The combination of digital photography and photo editing programs like Adobe Photoshop and Corel PHOTO-PAINT have opened up a Pandora of fantasy images no one could have ever imagined. The above image shown uses a technique called “Tilt-shift”. A tilt-shift lens is also known as a perspective control lens and can cost well over a $1000. Back in the film days and before image processing programs existed, this was the only option to achieve the effect of creating a shift type image. The primary use is to keep parallel lines from converging in your image. The convergence of parallel lines is seen mostly when someone is standing on the ground and taking a picture of a tall building. The human eye and brain correct this issue when looking at the building in real life, but a camera cannot without the assistance of such a lens. An optical illusion is the name given to the human mind straightening the lines in a building when it looking up.
Today, there are image processing programs to correct the converging lines in an image. Unlike the limiting control by an enlarger in the film days, many adjustments can be made on the fly to achieve the best effect. This also allows the amateur digital photographer to manipulate images to look like a professional without the hefty price tag of the tilt-shift lens.
The cool thing by using the tilt-shift effect during post processing is that you can create some fun miniaturization pictures. The outcome is to make the objects in the image look like a toy model.
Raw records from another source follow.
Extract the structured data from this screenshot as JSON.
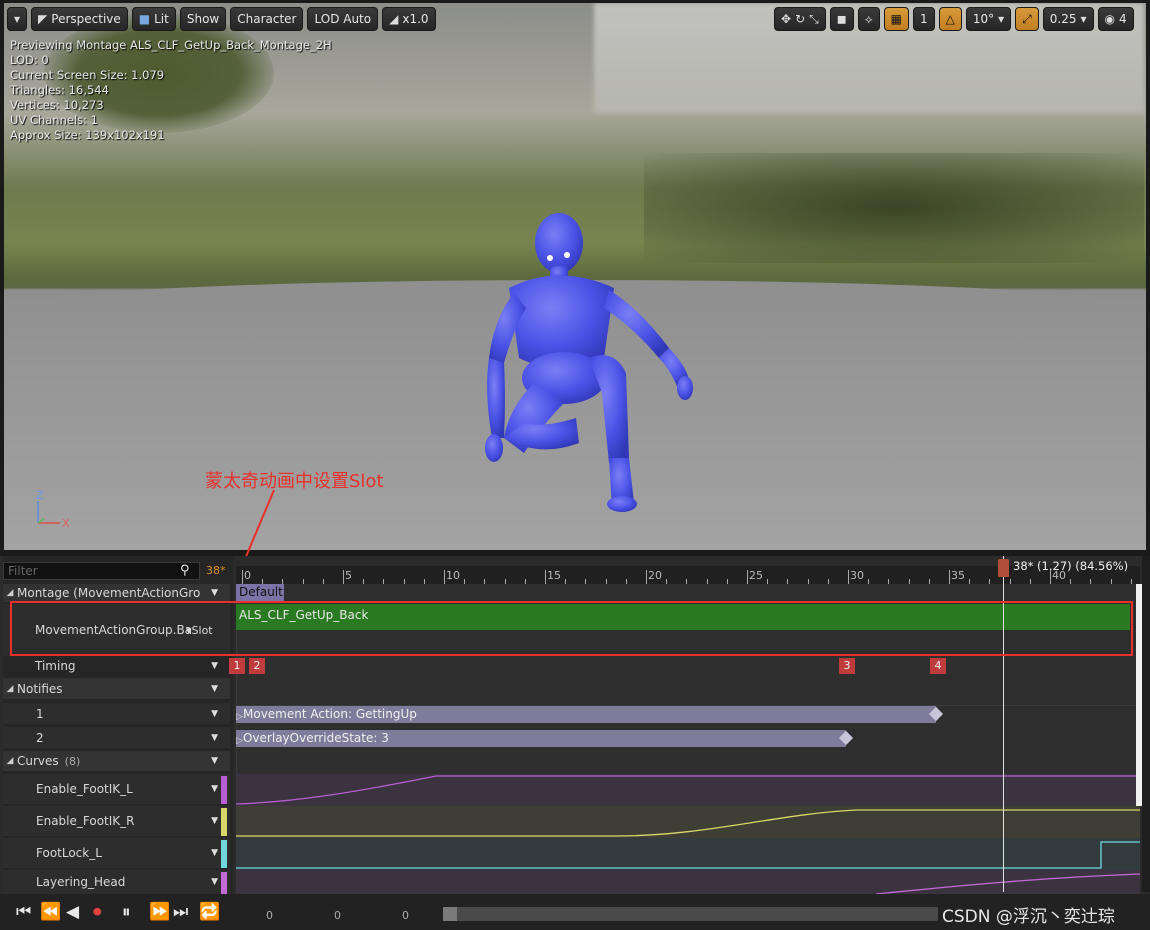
{
  "toolbar": {
    "left": [
      {
        "key": "menu",
        "label": ""
      },
      {
        "key": "perspective",
        "label": "Perspective"
      },
      {
        "key": "lit",
        "label": "Lit"
      },
      {
        "key": "show",
        "label": "Show"
      },
      {
        "key": "character",
        "label": "Character"
      },
      {
        "key": "lod",
        "label": "LOD Auto"
      },
      {
        "key": "speed",
        "label": "x1.0"
      }
    ],
    "right": {
      "grid_snap": "1",
      "angle_snap": "10°",
      "scale_snap": "0.25",
      "camera_speed": "4"
    }
  },
  "viewport_info": [
    "Previewing Montage ALS_CLF_GetUp_Back_Montage_2H",
    "LOD: 0",
    "Current Screen Size: 1.079",
    "Triangles: 16,544",
    "Vertices: 10,273",
    "UV Channels: 1",
    "Approx Size: 139x102x191"
  ],
  "axis": {
    "z": "Z",
    "x": "X"
  },
  "annotation": "蒙太奇动画中设置Slot",
  "timeline": {
    "filter_placeholder": "Filter",
    "current_frame": "38*",
    "ruler_labels": [
      "0",
      "5",
      "10",
      "15",
      "20",
      "25",
      "30",
      "35",
      "40"
    ],
    "playhead_label": "38* (1.27) (84.56%)",
    "playhead_fraction": 0.8456,
    "rows": {
      "montage": "Montage (MovementActionGro",
      "slot": "MovementActionGroup.Ba",
      "slot_dd": "Slot",
      "timing": "Timing",
      "notifies": "Notifies",
      "notify1": "1",
      "notify2": "2",
      "curves": "Curves",
      "curves_count": "(8)",
      "curve1": "Enable_FootIK_L",
      "curve2": "Enable_FootIK_R",
      "curve3": "FootLock_L",
      "curve4": "Layering_Head"
    },
    "section_tag": "Default",
    "anim_segment": "ALS_CLF_GetUp_Back",
    "timing_marks": [
      "1",
      "2",
      "3",
      "4"
    ],
    "notifies": [
      {
        "label": "Movement Action: GettingUp"
      },
      {
        "label": "OverlayOverrideState: 3"
      }
    ],
    "curve_colors": [
      "#b75fd0",
      "#d8d86a",
      "#6fd6e0",
      "#c36ad8"
    ],
    "transport_numbers": [
      "0",
      "0",
      "0"
    ]
  },
  "watermark": "CSDN @浮沉丶奕辻琮"
}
This post’s image is a promotional photo for client and was used on their front website page and social media during the event. The digital post processing was done in Photoshop CS5 to create a miniature “faking” image. As my own critic, the image would look more like a miniature play set if there were no people in the background. This was not possible due to my location during the shoot and timing of the shot. This was taken hanging out the window while in a moving truck going up a ramp to the highway. It was part of a 30 shot burst out of my Canon EOS Rebel T2i camera using an EF 50mm f/1.4 lens.
I acquired the technique of miniature faking in Photoshop from a YouTube video by Zozzy at https://www.youtube.com/watch?v=0Cv-r7ajO7I . Please check out her tutorial for the method used. You can also find this image in the Microfile portfolio where you can find other skills I have learned and are offering to my clients.
#microfile #digitalphotography #miniature #tilt-shift